**TASK**
Collect the lines of the entries where "iunie" shows up.

**EXTRACTED RECORDS**
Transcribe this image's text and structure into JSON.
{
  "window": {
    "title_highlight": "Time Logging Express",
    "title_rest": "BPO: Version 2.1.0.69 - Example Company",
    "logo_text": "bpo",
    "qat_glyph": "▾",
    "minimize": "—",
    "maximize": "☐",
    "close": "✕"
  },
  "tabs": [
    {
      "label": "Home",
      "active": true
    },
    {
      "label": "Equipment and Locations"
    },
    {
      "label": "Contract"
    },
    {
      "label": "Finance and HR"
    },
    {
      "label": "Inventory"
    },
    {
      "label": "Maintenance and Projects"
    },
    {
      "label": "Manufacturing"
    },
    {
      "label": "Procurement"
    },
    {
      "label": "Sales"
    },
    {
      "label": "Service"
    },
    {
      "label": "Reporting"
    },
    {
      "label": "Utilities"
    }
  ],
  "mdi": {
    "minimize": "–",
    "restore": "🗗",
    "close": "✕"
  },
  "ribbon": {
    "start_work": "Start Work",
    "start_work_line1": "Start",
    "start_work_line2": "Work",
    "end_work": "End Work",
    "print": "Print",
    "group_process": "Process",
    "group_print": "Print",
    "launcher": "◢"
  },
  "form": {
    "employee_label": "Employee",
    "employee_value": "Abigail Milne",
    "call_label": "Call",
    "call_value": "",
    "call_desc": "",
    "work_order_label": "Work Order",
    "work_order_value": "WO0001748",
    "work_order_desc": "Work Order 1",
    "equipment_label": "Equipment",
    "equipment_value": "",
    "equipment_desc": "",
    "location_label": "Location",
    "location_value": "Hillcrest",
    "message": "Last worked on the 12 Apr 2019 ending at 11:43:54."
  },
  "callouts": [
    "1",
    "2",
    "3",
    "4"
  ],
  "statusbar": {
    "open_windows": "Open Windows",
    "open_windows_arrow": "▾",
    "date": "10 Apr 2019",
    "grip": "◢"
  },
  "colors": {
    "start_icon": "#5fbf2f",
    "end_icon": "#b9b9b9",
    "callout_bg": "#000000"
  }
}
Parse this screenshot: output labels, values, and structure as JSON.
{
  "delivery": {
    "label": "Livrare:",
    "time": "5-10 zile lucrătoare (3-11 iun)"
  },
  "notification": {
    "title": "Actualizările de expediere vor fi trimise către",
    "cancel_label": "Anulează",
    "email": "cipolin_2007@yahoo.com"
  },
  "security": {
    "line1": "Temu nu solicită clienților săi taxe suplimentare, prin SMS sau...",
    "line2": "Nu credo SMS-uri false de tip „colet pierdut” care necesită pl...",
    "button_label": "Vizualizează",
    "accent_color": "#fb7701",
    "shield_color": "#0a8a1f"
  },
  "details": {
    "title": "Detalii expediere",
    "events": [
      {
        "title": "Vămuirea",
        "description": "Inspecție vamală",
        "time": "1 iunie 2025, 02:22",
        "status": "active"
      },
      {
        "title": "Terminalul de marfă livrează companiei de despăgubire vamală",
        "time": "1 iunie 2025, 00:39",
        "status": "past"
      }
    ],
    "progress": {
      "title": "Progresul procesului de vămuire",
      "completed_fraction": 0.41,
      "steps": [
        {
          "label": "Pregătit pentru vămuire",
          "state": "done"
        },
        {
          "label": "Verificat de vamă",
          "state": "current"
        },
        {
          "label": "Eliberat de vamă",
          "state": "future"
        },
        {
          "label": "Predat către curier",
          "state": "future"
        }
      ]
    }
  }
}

**FINAL ANSWER**
        "time": "1 iunie 2025, 02:22",
        "time": "1 iunie 2025, 00:39",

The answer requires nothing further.